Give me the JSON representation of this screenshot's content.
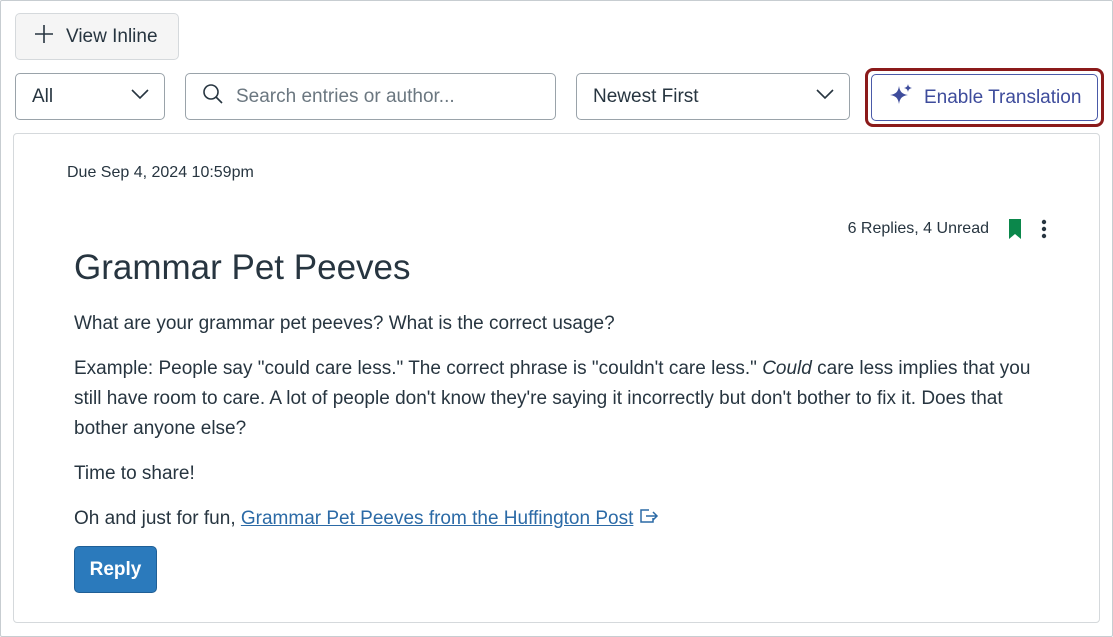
{
  "toolbar": {
    "view_inline_label": "View Inline",
    "filter_value": "All",
    "search_placeholder": "Search entries or author...",
    "sort_value": "Newest First",
    "translate_label": "Enable Translation"
  },
  "topic": {
    "due": "Due Sep 4, 2024 10:59pm",
    "replies": "6 Replies, 4 Unread",
    "title": "Grammar Pet Peeves",
    "p1": "What are your grammar pet peeves? What is the correct usage?",
    "p2_a": "Example: People say \"could care less.\" The correct phrase is \"couldn't care less.\" ",
    "p2_em": "Could",
    "p2_b": " care less implies that you still have room to care. A lot of people don't know they're saying it incorrectly but don't bother to fix it. Does that bother anyone else?",
    "p3": "Time to share!",
    "p4_prefix": "Oh and just for fun, ",
    "p4_link": "Grammar Pet Peeves from the Huffington Post",
    "reply_label": "Reply"
  },
  "colors": {
    "accent": "#2b7abc",
    "bookmark": "#0b874b",
    "highlight": "#8b1a1a",
    "translate": "#3e4c9c"
  },
  "icons": [
    "plus-icon",
    "chevron-down-icon",
    "search-icon",
    "sparkle-icon",
    "bookmark-icon",
    "kebab-icon",
    "external-link-icon"
  ]
}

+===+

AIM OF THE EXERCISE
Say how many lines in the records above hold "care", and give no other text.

ANSWER SPACE
2